• _Problem requirements_
Each line from the material with the word "title" in it must be copied.

• _Recorded information_
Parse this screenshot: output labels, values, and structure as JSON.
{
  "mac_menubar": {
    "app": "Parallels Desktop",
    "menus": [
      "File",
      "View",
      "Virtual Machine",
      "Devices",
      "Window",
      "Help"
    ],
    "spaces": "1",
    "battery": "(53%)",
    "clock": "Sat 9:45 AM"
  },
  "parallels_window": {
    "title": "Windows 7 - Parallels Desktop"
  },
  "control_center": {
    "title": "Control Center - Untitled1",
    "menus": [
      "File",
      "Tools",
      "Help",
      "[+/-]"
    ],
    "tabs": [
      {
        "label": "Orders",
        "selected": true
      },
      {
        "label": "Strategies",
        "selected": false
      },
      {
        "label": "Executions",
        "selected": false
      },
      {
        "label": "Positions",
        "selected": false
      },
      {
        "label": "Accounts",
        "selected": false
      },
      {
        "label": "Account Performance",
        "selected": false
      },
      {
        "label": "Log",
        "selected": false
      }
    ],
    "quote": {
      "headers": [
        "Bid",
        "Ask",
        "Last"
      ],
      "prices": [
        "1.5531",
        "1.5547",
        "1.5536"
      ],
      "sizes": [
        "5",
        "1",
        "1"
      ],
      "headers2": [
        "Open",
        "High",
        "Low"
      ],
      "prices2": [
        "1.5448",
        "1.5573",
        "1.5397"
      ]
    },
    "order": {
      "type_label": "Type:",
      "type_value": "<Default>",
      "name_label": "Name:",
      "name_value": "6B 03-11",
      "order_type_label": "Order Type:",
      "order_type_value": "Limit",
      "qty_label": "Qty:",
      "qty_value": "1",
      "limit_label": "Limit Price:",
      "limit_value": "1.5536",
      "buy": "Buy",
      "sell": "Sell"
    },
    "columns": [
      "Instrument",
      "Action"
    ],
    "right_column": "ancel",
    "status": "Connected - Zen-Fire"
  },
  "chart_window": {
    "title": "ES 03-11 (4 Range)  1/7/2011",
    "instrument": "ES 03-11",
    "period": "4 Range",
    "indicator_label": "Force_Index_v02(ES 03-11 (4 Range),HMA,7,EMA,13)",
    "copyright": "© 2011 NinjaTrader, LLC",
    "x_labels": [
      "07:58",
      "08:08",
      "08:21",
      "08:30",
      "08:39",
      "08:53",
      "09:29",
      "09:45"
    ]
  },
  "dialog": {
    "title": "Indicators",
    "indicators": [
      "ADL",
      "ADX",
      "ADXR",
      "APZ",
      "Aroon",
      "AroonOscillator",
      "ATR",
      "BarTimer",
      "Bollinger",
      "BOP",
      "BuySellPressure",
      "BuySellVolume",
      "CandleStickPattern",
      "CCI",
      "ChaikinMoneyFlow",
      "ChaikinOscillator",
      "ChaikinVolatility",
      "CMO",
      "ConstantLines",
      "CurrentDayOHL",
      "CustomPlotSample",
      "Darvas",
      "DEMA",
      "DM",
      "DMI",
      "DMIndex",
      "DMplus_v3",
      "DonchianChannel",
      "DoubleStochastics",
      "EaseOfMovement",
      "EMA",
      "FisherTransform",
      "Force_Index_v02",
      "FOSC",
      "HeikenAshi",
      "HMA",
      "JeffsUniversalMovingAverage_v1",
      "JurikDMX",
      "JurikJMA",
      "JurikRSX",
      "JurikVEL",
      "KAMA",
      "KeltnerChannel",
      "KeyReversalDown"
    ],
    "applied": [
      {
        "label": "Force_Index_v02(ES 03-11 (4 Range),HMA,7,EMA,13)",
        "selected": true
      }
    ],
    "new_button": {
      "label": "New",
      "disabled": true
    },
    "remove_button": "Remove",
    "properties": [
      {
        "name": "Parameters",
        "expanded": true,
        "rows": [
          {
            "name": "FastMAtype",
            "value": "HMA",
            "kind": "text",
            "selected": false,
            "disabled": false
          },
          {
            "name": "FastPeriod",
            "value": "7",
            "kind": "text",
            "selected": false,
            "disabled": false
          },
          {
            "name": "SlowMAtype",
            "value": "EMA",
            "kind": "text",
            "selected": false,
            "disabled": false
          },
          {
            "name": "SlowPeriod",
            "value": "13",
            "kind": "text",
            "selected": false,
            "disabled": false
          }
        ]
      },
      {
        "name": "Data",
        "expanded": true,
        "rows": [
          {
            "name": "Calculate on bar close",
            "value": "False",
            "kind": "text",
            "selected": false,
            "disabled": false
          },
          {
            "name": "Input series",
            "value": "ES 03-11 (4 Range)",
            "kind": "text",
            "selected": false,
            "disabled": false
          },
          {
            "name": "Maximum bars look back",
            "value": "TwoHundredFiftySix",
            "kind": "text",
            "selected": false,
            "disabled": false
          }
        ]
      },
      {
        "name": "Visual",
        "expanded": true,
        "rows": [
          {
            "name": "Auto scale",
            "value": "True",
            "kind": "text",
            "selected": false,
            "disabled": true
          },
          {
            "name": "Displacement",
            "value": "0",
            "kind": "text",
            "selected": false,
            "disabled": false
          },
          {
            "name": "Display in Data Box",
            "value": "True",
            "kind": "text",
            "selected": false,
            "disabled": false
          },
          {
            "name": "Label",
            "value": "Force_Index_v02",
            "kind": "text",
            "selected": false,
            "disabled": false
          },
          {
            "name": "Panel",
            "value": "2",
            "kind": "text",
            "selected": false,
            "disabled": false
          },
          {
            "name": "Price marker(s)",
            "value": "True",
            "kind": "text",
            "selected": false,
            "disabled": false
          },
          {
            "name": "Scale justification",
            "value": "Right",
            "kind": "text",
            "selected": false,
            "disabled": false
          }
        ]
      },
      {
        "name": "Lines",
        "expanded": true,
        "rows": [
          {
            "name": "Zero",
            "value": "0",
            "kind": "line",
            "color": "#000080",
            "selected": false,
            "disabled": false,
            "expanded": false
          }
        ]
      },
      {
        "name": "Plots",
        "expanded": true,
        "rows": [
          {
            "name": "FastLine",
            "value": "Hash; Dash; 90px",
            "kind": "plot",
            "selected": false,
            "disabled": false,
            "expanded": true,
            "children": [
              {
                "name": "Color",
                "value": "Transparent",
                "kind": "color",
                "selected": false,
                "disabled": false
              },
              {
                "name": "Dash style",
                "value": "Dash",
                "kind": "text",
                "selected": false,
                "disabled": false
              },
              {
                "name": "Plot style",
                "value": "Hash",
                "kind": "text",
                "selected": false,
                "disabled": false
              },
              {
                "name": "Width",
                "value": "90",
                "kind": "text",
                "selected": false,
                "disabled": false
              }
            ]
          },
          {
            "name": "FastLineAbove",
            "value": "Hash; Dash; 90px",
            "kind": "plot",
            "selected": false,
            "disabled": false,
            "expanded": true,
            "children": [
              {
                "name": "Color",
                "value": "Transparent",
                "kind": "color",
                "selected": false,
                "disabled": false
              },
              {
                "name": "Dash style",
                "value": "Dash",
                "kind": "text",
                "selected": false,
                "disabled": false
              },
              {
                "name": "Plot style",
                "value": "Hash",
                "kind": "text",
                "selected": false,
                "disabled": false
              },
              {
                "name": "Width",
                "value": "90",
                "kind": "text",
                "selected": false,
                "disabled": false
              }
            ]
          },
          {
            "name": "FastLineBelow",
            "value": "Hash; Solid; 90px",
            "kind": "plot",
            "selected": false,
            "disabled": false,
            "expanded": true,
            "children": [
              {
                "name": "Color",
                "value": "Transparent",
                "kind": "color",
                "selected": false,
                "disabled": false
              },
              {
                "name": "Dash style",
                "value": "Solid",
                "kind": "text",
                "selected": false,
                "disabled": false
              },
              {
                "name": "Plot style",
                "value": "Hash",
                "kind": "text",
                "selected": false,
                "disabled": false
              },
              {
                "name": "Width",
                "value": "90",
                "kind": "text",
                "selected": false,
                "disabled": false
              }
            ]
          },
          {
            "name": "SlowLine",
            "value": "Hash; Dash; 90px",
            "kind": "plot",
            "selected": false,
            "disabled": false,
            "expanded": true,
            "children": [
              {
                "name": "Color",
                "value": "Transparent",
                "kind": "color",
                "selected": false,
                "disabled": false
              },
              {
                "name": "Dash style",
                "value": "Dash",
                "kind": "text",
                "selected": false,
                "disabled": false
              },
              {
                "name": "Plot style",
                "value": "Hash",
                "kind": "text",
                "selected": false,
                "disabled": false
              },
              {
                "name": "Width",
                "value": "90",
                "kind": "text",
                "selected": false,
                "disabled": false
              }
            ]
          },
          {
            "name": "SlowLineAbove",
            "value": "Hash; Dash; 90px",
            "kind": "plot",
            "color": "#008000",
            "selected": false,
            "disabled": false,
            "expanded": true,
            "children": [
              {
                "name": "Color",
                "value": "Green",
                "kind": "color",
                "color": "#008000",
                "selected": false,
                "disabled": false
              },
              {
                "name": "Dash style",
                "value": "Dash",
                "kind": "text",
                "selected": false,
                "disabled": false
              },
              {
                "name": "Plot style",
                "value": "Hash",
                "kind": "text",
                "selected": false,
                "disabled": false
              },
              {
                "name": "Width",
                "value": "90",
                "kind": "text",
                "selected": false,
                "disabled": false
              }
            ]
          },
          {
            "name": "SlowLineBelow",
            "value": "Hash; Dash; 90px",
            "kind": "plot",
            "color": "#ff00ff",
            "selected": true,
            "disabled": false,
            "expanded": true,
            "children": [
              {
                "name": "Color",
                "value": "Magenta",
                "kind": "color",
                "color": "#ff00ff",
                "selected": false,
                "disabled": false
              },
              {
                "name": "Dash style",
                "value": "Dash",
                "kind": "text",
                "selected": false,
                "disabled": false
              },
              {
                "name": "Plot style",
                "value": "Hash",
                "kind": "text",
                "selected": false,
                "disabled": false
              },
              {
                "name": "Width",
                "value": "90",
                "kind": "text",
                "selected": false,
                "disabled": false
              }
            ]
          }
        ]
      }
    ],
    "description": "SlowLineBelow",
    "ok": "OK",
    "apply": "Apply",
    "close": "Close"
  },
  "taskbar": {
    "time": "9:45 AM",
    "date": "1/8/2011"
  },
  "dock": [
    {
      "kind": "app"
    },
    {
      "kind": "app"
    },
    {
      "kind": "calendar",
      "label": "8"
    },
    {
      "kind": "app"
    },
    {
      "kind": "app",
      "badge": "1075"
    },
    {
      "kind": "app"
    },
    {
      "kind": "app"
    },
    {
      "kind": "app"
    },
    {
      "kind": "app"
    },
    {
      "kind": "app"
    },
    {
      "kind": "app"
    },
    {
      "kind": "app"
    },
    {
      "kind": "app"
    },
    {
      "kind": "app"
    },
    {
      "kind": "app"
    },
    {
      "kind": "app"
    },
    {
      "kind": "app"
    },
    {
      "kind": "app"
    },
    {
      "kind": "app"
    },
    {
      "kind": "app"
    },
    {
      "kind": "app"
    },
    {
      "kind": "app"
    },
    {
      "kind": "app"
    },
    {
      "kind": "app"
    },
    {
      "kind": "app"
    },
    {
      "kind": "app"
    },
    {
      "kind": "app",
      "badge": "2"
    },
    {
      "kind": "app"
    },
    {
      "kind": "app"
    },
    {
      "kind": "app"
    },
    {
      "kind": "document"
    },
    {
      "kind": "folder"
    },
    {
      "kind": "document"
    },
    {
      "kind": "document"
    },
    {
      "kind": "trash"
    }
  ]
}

• _Solution_
    "title": "Windows 7 - Parallels Desktop"
    "title": "Control Center - Untitled1",
    "title": "ES 03-11 (4 Range)  1/7/2011",
    "title": "Indicators",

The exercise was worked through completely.